[Entries from a dataset of interfaces]
▶

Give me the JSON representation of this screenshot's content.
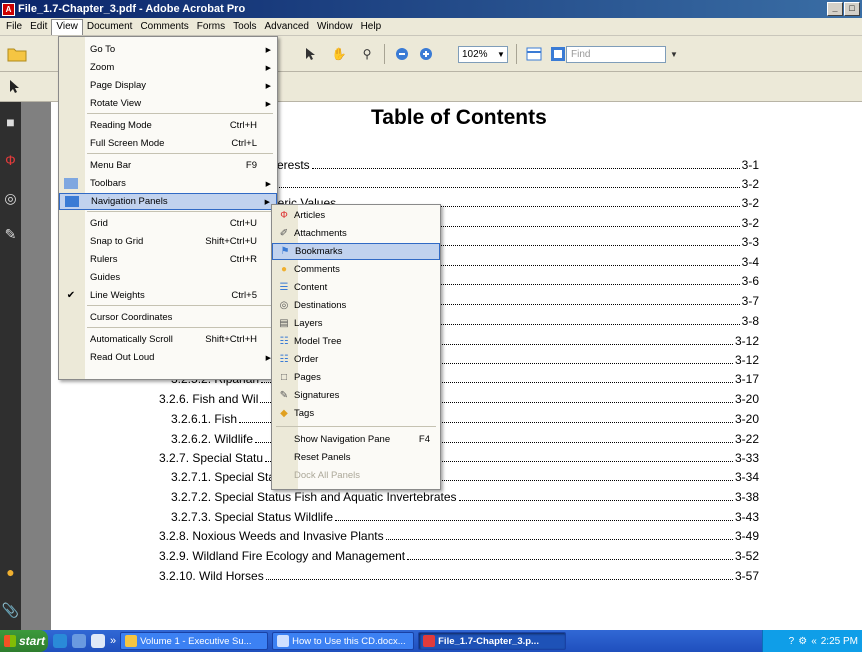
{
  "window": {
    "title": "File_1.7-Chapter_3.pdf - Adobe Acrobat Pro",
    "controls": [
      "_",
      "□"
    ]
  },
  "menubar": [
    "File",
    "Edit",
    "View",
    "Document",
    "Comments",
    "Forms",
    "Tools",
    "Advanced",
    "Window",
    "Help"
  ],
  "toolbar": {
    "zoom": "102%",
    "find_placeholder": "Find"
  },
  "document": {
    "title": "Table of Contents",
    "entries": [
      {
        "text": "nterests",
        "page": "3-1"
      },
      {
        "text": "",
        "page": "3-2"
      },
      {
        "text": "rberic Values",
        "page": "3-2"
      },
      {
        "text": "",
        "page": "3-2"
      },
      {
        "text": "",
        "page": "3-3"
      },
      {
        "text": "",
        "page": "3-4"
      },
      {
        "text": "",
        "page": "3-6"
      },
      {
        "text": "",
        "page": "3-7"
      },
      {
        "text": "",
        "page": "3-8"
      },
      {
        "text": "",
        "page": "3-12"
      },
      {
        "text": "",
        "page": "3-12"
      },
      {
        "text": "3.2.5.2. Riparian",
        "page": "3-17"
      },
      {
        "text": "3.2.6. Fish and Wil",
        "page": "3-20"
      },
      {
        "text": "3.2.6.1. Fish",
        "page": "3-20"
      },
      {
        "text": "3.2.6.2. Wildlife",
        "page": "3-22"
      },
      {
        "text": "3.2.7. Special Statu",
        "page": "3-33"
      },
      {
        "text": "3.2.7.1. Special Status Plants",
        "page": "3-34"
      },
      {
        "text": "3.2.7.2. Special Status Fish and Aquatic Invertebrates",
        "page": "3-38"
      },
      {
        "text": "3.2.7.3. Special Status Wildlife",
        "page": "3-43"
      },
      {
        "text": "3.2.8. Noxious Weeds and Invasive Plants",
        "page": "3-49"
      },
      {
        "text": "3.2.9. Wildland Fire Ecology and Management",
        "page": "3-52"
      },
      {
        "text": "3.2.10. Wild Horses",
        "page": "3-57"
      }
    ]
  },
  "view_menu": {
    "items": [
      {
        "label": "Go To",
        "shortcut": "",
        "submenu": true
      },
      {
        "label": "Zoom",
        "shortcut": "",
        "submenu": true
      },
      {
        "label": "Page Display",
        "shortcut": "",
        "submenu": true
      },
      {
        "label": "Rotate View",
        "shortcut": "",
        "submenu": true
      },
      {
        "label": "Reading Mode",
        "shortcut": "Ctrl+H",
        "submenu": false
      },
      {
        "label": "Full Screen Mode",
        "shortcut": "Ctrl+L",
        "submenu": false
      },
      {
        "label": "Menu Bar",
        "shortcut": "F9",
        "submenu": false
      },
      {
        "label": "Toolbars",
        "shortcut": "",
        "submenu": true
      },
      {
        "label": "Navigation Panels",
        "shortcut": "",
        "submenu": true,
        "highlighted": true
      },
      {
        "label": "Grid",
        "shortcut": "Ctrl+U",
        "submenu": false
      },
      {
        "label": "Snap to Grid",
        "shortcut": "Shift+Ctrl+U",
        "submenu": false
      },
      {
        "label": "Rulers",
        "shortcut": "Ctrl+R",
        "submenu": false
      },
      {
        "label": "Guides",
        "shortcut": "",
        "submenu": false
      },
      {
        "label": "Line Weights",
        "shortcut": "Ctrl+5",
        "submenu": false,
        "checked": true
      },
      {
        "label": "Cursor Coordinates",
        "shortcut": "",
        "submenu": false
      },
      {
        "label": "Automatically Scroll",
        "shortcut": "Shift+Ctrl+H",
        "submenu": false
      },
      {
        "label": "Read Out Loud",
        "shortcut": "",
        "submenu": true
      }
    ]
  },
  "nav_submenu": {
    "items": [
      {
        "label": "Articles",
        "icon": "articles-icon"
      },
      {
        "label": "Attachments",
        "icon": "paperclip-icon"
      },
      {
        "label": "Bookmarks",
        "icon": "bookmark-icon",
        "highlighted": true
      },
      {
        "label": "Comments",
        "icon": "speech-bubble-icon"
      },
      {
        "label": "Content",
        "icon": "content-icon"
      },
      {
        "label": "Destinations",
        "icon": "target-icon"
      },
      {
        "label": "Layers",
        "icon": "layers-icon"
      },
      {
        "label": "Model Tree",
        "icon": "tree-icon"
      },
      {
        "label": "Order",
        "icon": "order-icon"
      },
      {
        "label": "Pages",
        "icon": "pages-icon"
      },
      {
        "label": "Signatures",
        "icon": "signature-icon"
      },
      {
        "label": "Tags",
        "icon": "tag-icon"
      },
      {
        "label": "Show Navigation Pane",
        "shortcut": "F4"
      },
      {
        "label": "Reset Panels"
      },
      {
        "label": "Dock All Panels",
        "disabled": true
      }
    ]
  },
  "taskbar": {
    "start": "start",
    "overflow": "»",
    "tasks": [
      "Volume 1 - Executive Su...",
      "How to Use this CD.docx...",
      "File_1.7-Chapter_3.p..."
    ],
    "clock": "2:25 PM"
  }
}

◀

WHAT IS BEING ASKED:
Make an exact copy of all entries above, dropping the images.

TASK ANSWER:
Give me the JSON representation of this screenshot's content.
{
  "window": {
    "title": "File_1.7-Chapter_3.pdf - Adobe Acrobat Pro",
    "controls": [
      "_",
      "□"
    ]
  },
  "menubar": [
    "File",
    "Edit",
    "View",
    "Document",
    "Comments",
    "Forms",
    "Tools",
    "Advanced",
    "Window",
    "Help"
  ],
  "toolbar": {
    "zoom": "102%",
    "find_placeholder": "Find"
  },
  "document": {
    "title": "Table of Contents",
    "entries": [
      {
        "text": "nterests",
        "page": "3-1"
      },
      {
        "text": "",
        "page": "3-2"
      },
      {
        "text": "rberic Values",
        "page": "3-2"
      },
      {
        "text": "",
        "page": "3-2"
      },
      {
        "text": "",
        "page": "3-3"
      },
      {
        "text": "",
        "page": "3-4"
      },
      {
        "text": "",
        "page": "3-6"
      },
      {
        "text": "",
        "page": "3-7"
      },
      {
        "text": "",
        "page": "3-8"
      },
      {
        "text": "",
        "page": "3-12"
      },
      {
        "text": "",
        "page": "3-12"
      },
      {
        "text": "3.2.5.2. Riparian",
        "page": "3-17"
      },
      {
        "text": "3.2.6. Fish and Wil",
        "page": "3-20"
      },
      {
        "text": "3.2.6.1. Fish",
        "page": "3-20"
      },
      {
        "text": "3.2.6.2. Wildlife",
        "page": "3-22"
      },
      {
        "text": "3.2.7. Special Statu",
        "page": "3-33"
      },
      {
        "text": "3.2.7.1. Special Status Plants",
        "page": "3-34"
      },
      {
        "text": "3.2.7.2. Special Status Fish and Aquatic Invertebrates",
        "page": "3-38"
      },
      {
        "text": "3.2.7.3. Special Status Wildlife",
        "page": "3-43"
      },
      {
        "text": "3.2.8. Noxious Weeds and Invasive Plants",
        "page": "3-49"
      },
      {
        "text": "3.2.9. Wildland Fire Ecology and Management",
        "page": "3-52"
      },
      {
        "text": "3.2.10. Wild Horses",
        "page": "3-57"
      }
    ]
  },
  "view_menu": {
    "items": [
      {
        "label": "Go To",
        "shortcut": "",
        "submenu": true
      },
      {
        "label": "Zoom",
        "shortcut": "",
        "submenu": true
      },
      {
        "label": "Page Display",
        "shortcut": "",
        "submenu": true
      },
      {
        "label": "Rotate View",
        "shortcut": "",
        "submenu": true
      },
      {
        "label": "Reading Mode",
        "shortcut": "Ctrl+H",
        "submenu": false
      },
      {
        "label": "Full Screen Mode",
        "shortcut": "Ctrl+L",
        "submenu": false
      },
      {
        "label": "Menu Bar",
        "shortcut": "F9",
        "submenu": false
      },
      {
        "label": "Toolbars",
        "shortcut": "",
        "submenu": true
      },
      {
        "label": "Navigation Panels",
        "shortcut": "",
        "submenu": true,
        "highlighted": true
      },
      {
        "label": "Grid",
        "shortcut": "Ctrl+U",
        "submenu": false
      },
      {
        "label": "Snap to Grid",
        "shortcut": "Shift+Ctrl+U",
        "submenu": false
      },
      {
        "label": "Rulers",
        "shortcut": "Ctrl+R",
        "submenu": false
      },
      {
        "label": "Guides",
        "shortcut": "",
        "submenu": false
      },
      {
        "label": "Line Weights",
        "shortcut": "Ctrl+5",
        "submenu": false,
        "checked": true
      },
      {
        "label": "Cursor Coordinates",
        "shortcut": "",
        "submenu": false
      },
      {
        "label": "Automatically Scroll",
        "shortcut": "Shift+Ctrl+H",
        "submenu": false
      },
      {
        "label": "Read Out Loud",
        "shortcut": "",
        "submenu": true
      }
    ]
  },
  "nav_submenu": {
    "items": [
      {
        "label": "Articles",
        "icon": "articles-icon"
      },
      {
        "label": "Attachments",
        "icon": "paperclip-icon"
      },
      {
        "label": "Bookmarks",
        "icon": "bookmark-icon",
        "highlighted": true
      },
      {
        "label": "Comments",
        "icon": "speech-bubble-icon"
      },
      {
        "label": "Content",
        "icon": "content-icon"
      },
      {
        "label": "Destinations",
        "icon": "target-icon"
      },
      {
        "label": "Layers",
        "icon": "layers-icon"
      },
      {
        "label": "Model Tree",
        "icon": "tree-icon"
      },
      {
        "label": "Order",
        "icon": "order-icon"
      },
      {
        "label": "Pages",
        "icon": "pages-icon"
      },
      {
        "label": "Signatures",
        "icon": "signature-icon"
      },
      {
        "label": "Tags",
        "icon": "tag-icon"
      },
      {
        "label": "Show Navigation Pane",
        "shortcut": "F4"
      },
      {
        "label": "Reset Panels"
      },
      {
        "label": "Dock All Panels",
        "disabled": true
      }
    ]
  },
  "taskbar": {
    "start": "start",
    "overflow": "»",
    "tasks": [
      "Volume 1 - Executive Su...",
      "How to Use this CD.docx...",
      "File_1.7-Chapter_3.p..."
    ],
    "clock": "2:25 PM"
  }
}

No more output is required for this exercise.